It is well understood that snacking can be a significant factor in weight management and health, but the definition is inconsistent. A clear understanding is needed to prevent unwanted weight gain or to promote weight loss.
The simplest definition of a Snack is “any food consumed other than at a meal (an eating occasion).” Snack foods are selections that are high calorie, nutrient-poor foods that are often high in sugar and/or fats and sodium. What an individual chooses as their snack is different from having a snack.
Why do people snack? Many factors contribute to the motivation to snack, including, but not limited to, hunger (or fear of hunger), pleasure/taste, social, availability, boredom, habit, mindless eating, and emotions. People are often unaware of how many calories they eat when snacking since intake is often unrecognized, unaccounted for, and readily dismissed. The calories consumed when snacking can add up to be more than calories ingested during meals. Problem behaviors can be a contributing factor, as can compensation for the rigidity and deprivation of a one-size-fits-all diet program.
Whether to snack or not needs to be primarily dependent on hunger (stomach hunger, not appetite, the desire to eat): for most, if the interval between meals is greater than 5 hours, you may be too hungry for the next scheduled meal and therefore need a snack. And then I suggest a good quality selection. Though there are no “forbidden foods”, typical “junk foods/snack foods” need to be occasional foods.
As a registered dietitian, I work with clients to help them lose and maintain a healthy weight. Key factors to weight loss and management are developing healthy habits. Here are some tips to healthy snacking:
- Listen to your body. Are you hungry? Is this a habit? Identify triggers and when you feel like you need to snack.
- Make it easy. “Snack foods” can be healthy and readily available. Have a fruit or a low-fat cheese stick or a yogurt.
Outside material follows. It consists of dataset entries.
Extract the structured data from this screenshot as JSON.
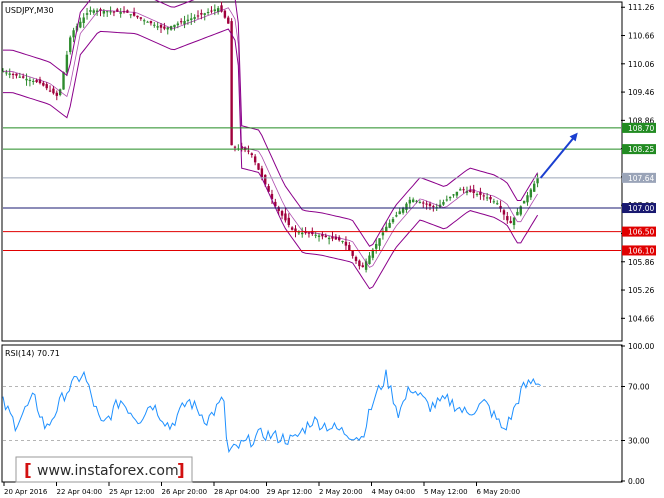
{
  "window": {
    "title": "USDJPY,M30",
    "rsi_label": "RSI(14) 70.71",
    "watermark": "www.instaforex.com"
  },
  "colors": {
    "candle_up": "#2e8b2e",
    "candle_down": "#a0003c",
    "bollinger": "#8b008b",
    "rsi_line": "#1e90ff",
    "resistance": "#228b22",
    "pivot": "#191970",
    "support": "#e00000",
    "current_price": "#9aa4b8",
    "forecast_arrow": "#1a3fd0",
    "watermark_red": "#d21010"
  },
  "chart_data": [
    {
      "type": "candlestick",
      "symbol": "USDJPY",
      "timeframe": "M30",
      "title": "USDJPY,M30",
      "ylim": [
        104.2,
        111.35
      ],
      "y_ticks": [
        "111.26",
        "110.66",
        "110.06",
        "109.46",
        "108.86",
        "108.26",
        "107.66",
        "107.06",
        "106.46",
        "105.86",
        "105.26",
        "104.66"
      ],
      "x_tick_labels": [
        "20 Apr 2016",
        "22 Apr 04:00",
        "25 Apr 12:00",
        "26 Apr 20:00",
        "28 Apr 04:00",
        "29 Apr 12:00",
        "2 May 20:00",
        "4 May 04:00",
        "5 May 12:00",
        "6 May 20:00"
      ],
      "levels": [
        {
          "value": 108.7,
          "label": "108.70",
          "role": "resistance"
        },
        {
          "value": 108.25,
          "label": "108.25",
          "role": "resistance"
        },
        {
          "value": 107.64,
          "label": "107.64",
          "role": "current"
        },
        {
          "value": 107.0,
          "label": "107.00",
          "role": "pivot"
        },
        {
          "value": 106.5,
          "label": "106.50",
          "role": "support"
        },
        {
          "value": 106.1,
          "label": "106.10",
          "role": "support"
        }
      ],
      "price_path": [
        [
          0,
          109.9
        ],
        [
          0.06,
          109.65
        ],
        [
          0.09,
          109.35
        ],
        [
          0.11,
          110.7
        ],
        [
          0.14,
          111.2
        ],
        [
          0.2,
          111.15
        ],
        [
          0.26,
          110.8
        ],
        [
          0.3,
          111.0
        ],
        [
          0.35,
          111.25
        ],
        [
          0.365,
          110.9
        ],
        [
          0.37,
          108.3
        ],
        [
          0.4,
          108.2
        ],
        [
          0.44,
          107.05
        ],
        [
          0.47,
          106.5
        ],
        [
          0.5,
          106.45
        ],
        [
          0.55,
          106.3
        ],
        [
          0.58,
          105.7
        ],
        [
          0.62,
          106.6
        ],
        [
          0.66,
          107.2
        ],
        [
          0.7,
          107.0
        ],
        [
          0.74,
          107.4
        ],
        [
          0.78,
          107.25
        ],
        [
          0.8,
          107.1
        ],
        [
          0.82,
          106.65
        ],
        [
          0.85,
          107.3
        ],
        [
          0.865,
          107.64
        ]
      ],
      "bollinger_width": 0.45,
      "forecast": {
        "from": [
          0.87,
          107.64
        ],
        "to": [
          0.93,
          108.6
        ]
      }
    },
    {
      "type": "line",
      "title": "RSI(14) 70.71",
      "series": [
        {
          "name": "RSI(14)",
          "last": 70.71
        }
      ],
      "ylim": [
        0,
        100
      ],
      "y_ticks": [
        "100.00",
        "70.00",
        "30.00",
        "0.00"
      ],
      "levels": [
        70,
        30
      ],
      "rsi_path": [
        [
          0,
          58
        ],
        [
          0.02,
          42
        ],
        [
          0.05,
          62
        ],
        [
          0.07,
          38
        ],
        [
          0.1,
          65
        ],
        [
          0.13,
          80
        ],
        [
          0.16,
          40
        ],
        [
          0.19,
          60
        ],
        [
          0.22,
          45
        ],
        [
          0.24,
          58
        ],
        [
          0.27,
          40
        ],
        [
          0.3,
          60
        ],
        [
          0.33,
          45
        ],
        [
          0.36,
          62
        ],
        [
          0.362,
          20
        ],
        [
          0.38,
          25
        ],
        [
          0.42,
          35
        ],
        [
          0.47,
          30
        ],
        [
          0.5,
          45
        ],
        [
          0.53,
          40
        ],
        [
          0.56,
          35
        ],
        [
          0.58,
          32
        ],
        [
          0.6,
          60
        ],
        [
          0.62,
          78
        ],
        [
          0.64,
          50
        ],
        [
          0.66,
          70
        ],
        [
          0.69,
          55
        ],
        [
          0.72,
          60
        ],
        [
          0.75,
          50
        ],
        [
          0.78,
          58
        ],
        [
          0.81,
          38
        ],
        [
          0.82,
          45
        ],
        [
          0.84,
          68
        ],
        [
          0.86,
          75
        ],
        [
          0.87,
          70.71
        ]
      ]
    }
  ]
}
- Practice mindful eating. Turn off the TV, your computer, smartphone. Pay attention to the food on your plate and what you’re eating. Savor every bite.
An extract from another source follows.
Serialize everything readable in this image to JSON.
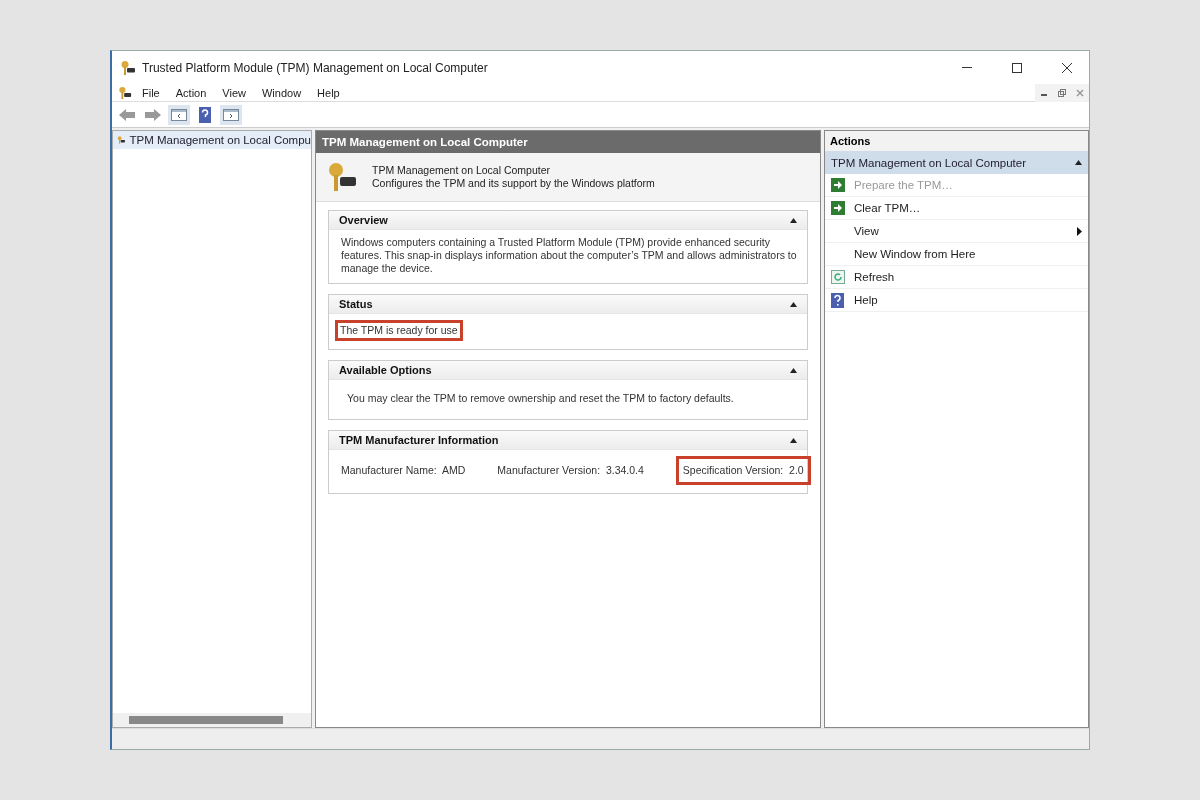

Bottom line: Pay attention to when you snack, why you snack, what you select as a snack, and how much you eat.